How to complete this task: All of the data below is to be output exactly as written.

Data excerpts:
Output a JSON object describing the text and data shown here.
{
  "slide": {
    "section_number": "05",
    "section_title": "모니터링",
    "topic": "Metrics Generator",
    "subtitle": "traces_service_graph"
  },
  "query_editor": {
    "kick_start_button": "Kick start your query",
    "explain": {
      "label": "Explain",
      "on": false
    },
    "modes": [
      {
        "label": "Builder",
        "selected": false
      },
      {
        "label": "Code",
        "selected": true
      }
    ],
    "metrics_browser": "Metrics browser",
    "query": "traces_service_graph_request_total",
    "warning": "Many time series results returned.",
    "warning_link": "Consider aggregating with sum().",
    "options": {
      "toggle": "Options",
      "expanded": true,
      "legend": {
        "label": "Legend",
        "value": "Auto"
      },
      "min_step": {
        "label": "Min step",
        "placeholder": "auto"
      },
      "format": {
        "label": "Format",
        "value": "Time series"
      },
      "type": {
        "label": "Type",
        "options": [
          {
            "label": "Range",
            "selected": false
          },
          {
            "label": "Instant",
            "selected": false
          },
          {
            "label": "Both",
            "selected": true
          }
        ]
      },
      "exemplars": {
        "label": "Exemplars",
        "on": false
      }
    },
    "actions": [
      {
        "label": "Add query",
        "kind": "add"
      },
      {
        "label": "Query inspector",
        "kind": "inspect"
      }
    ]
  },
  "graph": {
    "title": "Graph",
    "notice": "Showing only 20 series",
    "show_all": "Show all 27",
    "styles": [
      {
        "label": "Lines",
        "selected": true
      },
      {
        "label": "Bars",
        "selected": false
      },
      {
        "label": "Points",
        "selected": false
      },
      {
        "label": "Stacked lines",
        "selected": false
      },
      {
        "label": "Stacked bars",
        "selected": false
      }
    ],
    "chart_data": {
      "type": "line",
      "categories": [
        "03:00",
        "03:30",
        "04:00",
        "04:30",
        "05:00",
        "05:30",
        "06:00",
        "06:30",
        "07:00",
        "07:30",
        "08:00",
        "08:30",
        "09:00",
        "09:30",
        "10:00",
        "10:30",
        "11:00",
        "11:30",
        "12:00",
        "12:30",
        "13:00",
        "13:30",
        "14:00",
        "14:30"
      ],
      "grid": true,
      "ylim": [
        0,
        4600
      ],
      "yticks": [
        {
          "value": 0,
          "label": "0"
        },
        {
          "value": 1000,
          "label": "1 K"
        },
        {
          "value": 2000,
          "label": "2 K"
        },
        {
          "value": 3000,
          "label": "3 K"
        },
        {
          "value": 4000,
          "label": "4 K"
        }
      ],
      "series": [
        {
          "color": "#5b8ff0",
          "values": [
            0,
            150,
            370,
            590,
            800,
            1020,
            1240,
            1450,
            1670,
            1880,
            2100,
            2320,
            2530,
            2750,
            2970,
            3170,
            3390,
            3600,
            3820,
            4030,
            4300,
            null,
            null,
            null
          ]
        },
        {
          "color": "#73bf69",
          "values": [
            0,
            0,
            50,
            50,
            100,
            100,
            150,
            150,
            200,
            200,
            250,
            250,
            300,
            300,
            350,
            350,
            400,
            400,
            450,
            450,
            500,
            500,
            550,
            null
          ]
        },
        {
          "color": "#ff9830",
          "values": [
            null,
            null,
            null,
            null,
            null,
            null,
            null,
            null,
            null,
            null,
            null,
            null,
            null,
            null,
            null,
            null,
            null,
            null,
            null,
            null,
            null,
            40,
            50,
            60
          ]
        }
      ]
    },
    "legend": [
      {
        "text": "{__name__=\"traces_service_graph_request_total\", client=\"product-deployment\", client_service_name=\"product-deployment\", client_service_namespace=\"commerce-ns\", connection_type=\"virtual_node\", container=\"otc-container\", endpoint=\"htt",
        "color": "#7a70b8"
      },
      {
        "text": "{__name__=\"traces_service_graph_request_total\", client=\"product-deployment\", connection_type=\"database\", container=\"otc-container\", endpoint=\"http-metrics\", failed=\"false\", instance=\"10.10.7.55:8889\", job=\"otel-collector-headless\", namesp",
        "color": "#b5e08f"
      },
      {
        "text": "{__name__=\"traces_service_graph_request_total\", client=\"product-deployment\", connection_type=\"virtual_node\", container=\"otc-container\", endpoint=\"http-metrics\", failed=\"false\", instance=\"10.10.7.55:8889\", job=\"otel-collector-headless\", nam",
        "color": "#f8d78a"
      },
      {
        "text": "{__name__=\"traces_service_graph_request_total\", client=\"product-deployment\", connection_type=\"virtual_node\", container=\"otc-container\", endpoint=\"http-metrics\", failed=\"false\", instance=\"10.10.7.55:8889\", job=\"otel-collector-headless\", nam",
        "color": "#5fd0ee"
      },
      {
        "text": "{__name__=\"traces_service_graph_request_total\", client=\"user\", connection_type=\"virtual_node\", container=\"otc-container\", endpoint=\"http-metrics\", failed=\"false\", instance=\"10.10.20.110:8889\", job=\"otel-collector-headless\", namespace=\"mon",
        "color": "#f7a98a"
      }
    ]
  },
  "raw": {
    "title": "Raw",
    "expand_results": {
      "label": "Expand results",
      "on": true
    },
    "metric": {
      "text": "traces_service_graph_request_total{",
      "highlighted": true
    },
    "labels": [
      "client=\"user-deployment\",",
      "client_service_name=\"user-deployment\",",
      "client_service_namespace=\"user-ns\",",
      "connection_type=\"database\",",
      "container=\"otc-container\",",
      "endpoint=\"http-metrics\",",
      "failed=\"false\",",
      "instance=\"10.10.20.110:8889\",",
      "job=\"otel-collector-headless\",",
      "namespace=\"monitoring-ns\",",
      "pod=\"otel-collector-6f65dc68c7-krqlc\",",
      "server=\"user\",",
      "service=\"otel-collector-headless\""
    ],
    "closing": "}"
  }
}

Written answer:
Output a JSON object describing the text and data shown here.
{
  "slide": {
    "section_number": "05",
    "section_title": "모니터링",
    "topic": "Metrics Generator",
    "subtitle": "traces_service_graph"
  },
  "query_editor": {
    "kick_start_button": "Kick start your query",
    "explain": {
      "label": "Explain",
      "on": false
    },
    "modes": [
      {
        "label": "Builder",
        "selected": false
      },
      {
        "label": "Code",
        "selected": true
      }
    ],
    "metrics_browser": "Metrics browser",
    "query": "traces_service_graph_request_total",
    "warning": "Many time series results returned.",
    "warning_link": "Consider aggregating with sum().",
    "options": {
      "toggle": "Options",
      "expanded": true,
      "legend": {
        "label": "Legend",
        "value": "Auto"
      },
      "min_step": {
        "label": "Min step",
        "placeholder": "auto"
      },
      "format": {
        "label": "Format",
        "value": "Time series"
      },
      "type": {
        "label": "Type",
        "options": [
          {
            "label": "Range",
            "selected": false
          },
          {
            "label": "Instant",
            "selected": false
          },
          {
            "label": "Both",
            "selected": true
          }
        ]
      },
      "exemplars": {
        "label": "Exemplars",
        "on": false
      }
    },
    "actions": [
      {
        "label": "Add query",
        "kind": "add"
      },
      {
        "label": "Query inspector",
        "kind": "inspect"
      }
    ]
  },
  "graph": {
    "title": "Graph",
    "notice": "Showing only 20 series",
    "show_all": "Show all 27",
    "styles": [
      {
        "label": "Lines",
        "selected": true
      },
      {
        "label": "Bars",
        "selected": false
      },
      {
        "label": "Points",
        "selected": false
      },
      {
        "label": "Stacked lines",
        "selected": false
      },
      {
        "label": "Stacked bars",
        "selected": false
      }
    ],
    "chart_data": {
      "type": "line",
      "categories": [
        "03:00",
        "03:30",
        "04:00",
        "04:30",
        "05:00",
        "05:30",
        "06:00",
        "06:30",
        "07:00",
        "07:30",
        "08:00",
        "08:30",
        "09:00",
        "09:30",
        "10:00",
        "10:30",
        "11:00",
        "11:30",
        "12:00",
        "12:30",
        "13:00",
        "13:30",
        "14:00",
        "14:30"
      ],
      "grid": true,
      "ylim": [
        0,
        4600
      ],
      "yticks": [
        {
          "value": 0,
          "label": "0"
        },
        {
          "value": 1000,
          "label": "1 K"
        },
        {
          "value": 2000,
          "label": "2 K"
        },
        {
          "value": 3000,
          "label": "3 K"
        },
        {
          "value": 4000,
          "label": "4 K"
        }
      ],
      "series": [
        {
          "color": "#5b8ff0",
          "values": [
            0,
            150,
            370,
            590,
            800,
            1020,
            1240,
            1450,
            1670,
            1880,
            2100,
            2320,
            2530,
            2750,
            2970,
            3170,
            3390,
            3600,
            3820,
            4030,
            4300,
            null,
            null,
            null
          ]
        },
        {
          "color": "#73bf69",
          "values": [
            0,
            0,
            50,
            50,
            100,
            100,
            150,
            150,
            200,
            200,
            250,
            250,
            300,
            300,
            350,
            350,
            400,
            400,
            450,
            450,
            500,
            500,
            550,
            null
          ]
        },
        {
          "color": "#ff9830",
          "values": [
            null,
            null,
            null,
            null,
            null,
            null,
            null,
            null,
            null,
            null,
            null,
            null,
            null,
            null,
            null,
            null,
            null,
            null,
            null,
            null,
            null,
            40,
            50,
            60
          ]
        }
      ]
    },
    "legend": [
      {
        "text": "{__name__=\"traces_service_graph_request_total\", client=\"product-deployment\", client_service_name=\"product-deployment\", client_service_namespace=\"commerce-ns\", connection_type=\"virtual_node\", container=\"otc-container\", endpoint=\"htt",
        "color": "#7a70b8"
      },
      {
        "text": "{__name__=\"traces_service_graph_request_total\", client=\"product-deployment\", connection_type=\"database\", container=\"otc-container\", endpoint=\"http-metrics\", failed=\"false\", instance=\"10.10.7.55:8889\", job=\"otel-collector-headless\", namesp",
        "color": "#b5e08f"
      },
      {
        "text": "{__name__=\"traces_service_graph_request_total\", client=\"product-deployment\", connection_type=\"virtual_node\", container=\"otc-container\", endpoint=\"http-metrics\", failed=\"false\", instance=\"10.10.7.55:8889\", job=\"otel-collector-headless\", nam",
        "color": "#f8d78a"
      },
      {
        "text": "{__name__=\"traces_service_graph_request_total\", client=\"product-deployment\", connection_type=\"virtual_node\", container=\"otc-container\", endpoint=\"http-metrics\", failed=\"false\", instance=\"10.10.7.55:8889\", job=\"otel-collector-headless\", nam",
        "color": "#5fd0ee"
      },
      {
        "text": "{__name__=\"traces_service_graph_request_total\", client=\"user\", connection_type=\"virtual_node\", container=\"otc-container\", endpoint=\"http-metrics\", failed=\"false\", instance=\"10.10.20.110:8889\", job=\"otel-collector-headless\", namespace=\"mon",
        "color": "#f7a98a"
      }
    ]
  },
  "raw": {
    "title": "Raw",
    "expand_results": {
      "label": "Expand results",
      "on": true
    },
    "metric": {
      "text": "traces_service_graph_request_total{",
      "highlighted": true
    },
    "labels": [
      "client=\"user-deployment\",",
      "client_service_name=\"user-deployment\",",
      "client_service_namespace=\"user-ns\",",
      "connection_type=\"database\",",
      "container=\"otc-container\",",
      "endpoint=\"http-metrics\",",
      "failed=\"false\",",
      "instance=\"10.10.20.110:8889\",",
      "job=\"otel-collector-headless\",",
      "namespace=\"monitoring-ns\",",
      "pod=\"otel-collector-6f65dc68c7-krqlc\",",
      "server=\"user\",",
      "service=\"otel-collector-headless\""
    ],
    "closing": "}"
  }
}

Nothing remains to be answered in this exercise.